## [Task input]
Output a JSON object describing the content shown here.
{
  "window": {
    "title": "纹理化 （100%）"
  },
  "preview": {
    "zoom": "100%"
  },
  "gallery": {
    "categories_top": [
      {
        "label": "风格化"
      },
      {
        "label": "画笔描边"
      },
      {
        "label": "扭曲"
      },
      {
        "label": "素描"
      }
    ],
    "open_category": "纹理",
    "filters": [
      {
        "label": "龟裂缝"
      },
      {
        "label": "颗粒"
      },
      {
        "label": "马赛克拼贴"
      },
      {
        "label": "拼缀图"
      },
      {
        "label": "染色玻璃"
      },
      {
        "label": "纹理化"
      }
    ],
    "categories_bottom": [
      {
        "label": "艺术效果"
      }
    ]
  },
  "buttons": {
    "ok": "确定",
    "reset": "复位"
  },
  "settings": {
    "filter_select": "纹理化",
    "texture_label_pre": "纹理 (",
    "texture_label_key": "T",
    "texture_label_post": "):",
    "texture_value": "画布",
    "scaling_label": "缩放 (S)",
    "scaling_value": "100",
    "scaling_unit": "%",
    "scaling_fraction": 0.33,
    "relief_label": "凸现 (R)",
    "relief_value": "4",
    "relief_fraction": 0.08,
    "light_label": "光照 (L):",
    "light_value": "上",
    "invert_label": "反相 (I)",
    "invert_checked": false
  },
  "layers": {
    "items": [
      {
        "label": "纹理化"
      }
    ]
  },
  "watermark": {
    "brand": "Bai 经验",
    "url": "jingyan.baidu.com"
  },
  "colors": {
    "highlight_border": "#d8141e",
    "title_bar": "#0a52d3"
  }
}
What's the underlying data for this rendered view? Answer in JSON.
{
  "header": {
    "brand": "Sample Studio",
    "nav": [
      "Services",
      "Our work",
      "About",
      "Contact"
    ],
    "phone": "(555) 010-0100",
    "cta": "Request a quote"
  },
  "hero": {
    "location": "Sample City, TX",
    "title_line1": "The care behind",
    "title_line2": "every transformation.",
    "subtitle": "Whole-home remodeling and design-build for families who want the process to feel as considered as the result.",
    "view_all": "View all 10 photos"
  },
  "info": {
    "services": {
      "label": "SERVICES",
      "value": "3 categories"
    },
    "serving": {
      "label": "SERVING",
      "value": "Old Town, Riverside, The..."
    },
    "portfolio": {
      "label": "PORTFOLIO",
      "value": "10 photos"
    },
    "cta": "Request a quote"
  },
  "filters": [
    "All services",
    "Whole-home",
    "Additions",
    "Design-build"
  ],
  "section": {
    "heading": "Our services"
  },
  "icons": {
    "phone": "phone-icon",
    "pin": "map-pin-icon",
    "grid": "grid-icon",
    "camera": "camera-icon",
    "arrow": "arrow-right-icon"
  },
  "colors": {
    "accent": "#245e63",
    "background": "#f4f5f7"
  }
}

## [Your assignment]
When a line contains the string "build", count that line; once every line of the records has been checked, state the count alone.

## [Output of the task]
2